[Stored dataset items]
[Start of section]

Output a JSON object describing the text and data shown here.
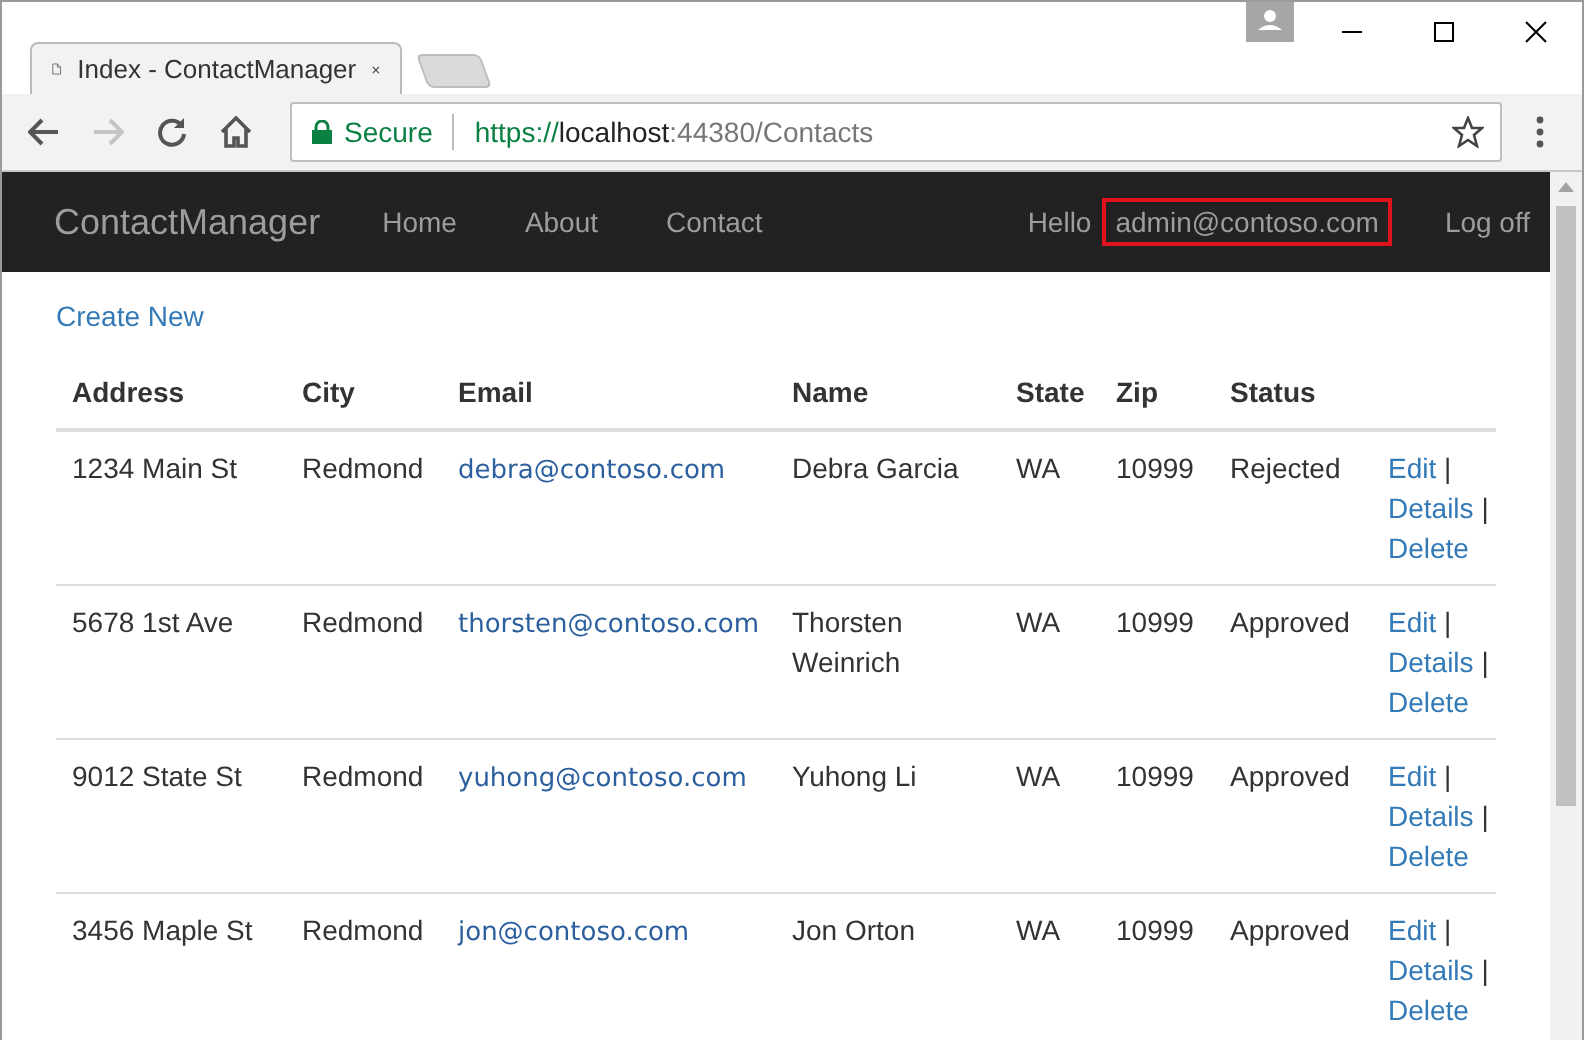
{
  "browser": {
    "tab_title": "Index - ContactManager",
    "secure_label": "Secure",
    "url_scheme": "https://",
    "url_host": "localhost",
    "url_path": ":44380/Contacts"
  },
  "navbar": {
    "brand": "ContactManager",
    "links": [
      "Home",
      "About",
      "Contact"
    ],
    "greeting": "Hello",
    "user": "admin@contoso.com",
    "logoff": "Log off"
  },
  "content": {
    "create_new": "Create New",
    "table": {
      "columns": [
        "Address",
        "City",
        "Email",
        "Name",
        "State",
        "Zip",
        "Status"
      ],
      "rows": [
        {
          "address": "1234 Main St",
          "city": "Redmond",
          "email": "debra@contoso.com",
          "name": "Debra Garcia",
          "state": "WA",
          "zip": "10999",
          "status": "Rejected",
          "actions": [
            {
              "label": "Edit",
              "separator": "|"
            },
            {
              "label": "Details",
              "separator": "|"
            },
            {
              "label": "Delete"
            }
          ]
        },
        {
          "address": "5678 1st Ave",
          "city": "Redmond",
          "email": "thorsten@contoso.com",
          "name": "Thorsten Weinrich",
          "state": "WA",
          "zip": "10999",
          "status": "Approved",
          "actions": [
            {
              "label": "Edit",
              "separator": "|"
            },
            {
              "label": "Details",
              "separator": "|"
            },
            {
              "label": "Delete"
            }
          ]
        },
        {
          "address": "9012 State St",
          "city": "Redmond",
          "email": "yuhong@contoso.com",
          "name": "Yuhong Li",
          "state": "WA",
          "zip": "10999",
          "status": "Approved",
          "actions": [
            {
              "label": "Edit",
              "separator": "|"
            },
            {
              "label": "Details",
              "separator": "|"
            },
            {
              "label": "Delete"
            }
          ]
        },
        {
          "address": "3456 Maple St",
          "city": "Redmond",
          "email": "jon@contoso.com",
          "name": "Jon Orton",
          "state": "WA",
          "zip": "10999",
          "status": "Approved",
          "actions": [
            {
              "label": "Edit",
              "separator": "|"
            },
            {
              "label": "Details",
              "separator": "|"
            },
            {
              "label": "Delete"
            }
          ]
        }
      ]
    }
  }
}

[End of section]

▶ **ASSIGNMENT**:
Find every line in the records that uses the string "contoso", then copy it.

▶ **ANSWER AREA**:
    "user": "admin@contoso.com",
          "email": "debra@contoso.com",
          "email": "thorsten@contoso.com",
          "email": "yuhong@contoso.com",
          "email": "jon@contoso.com",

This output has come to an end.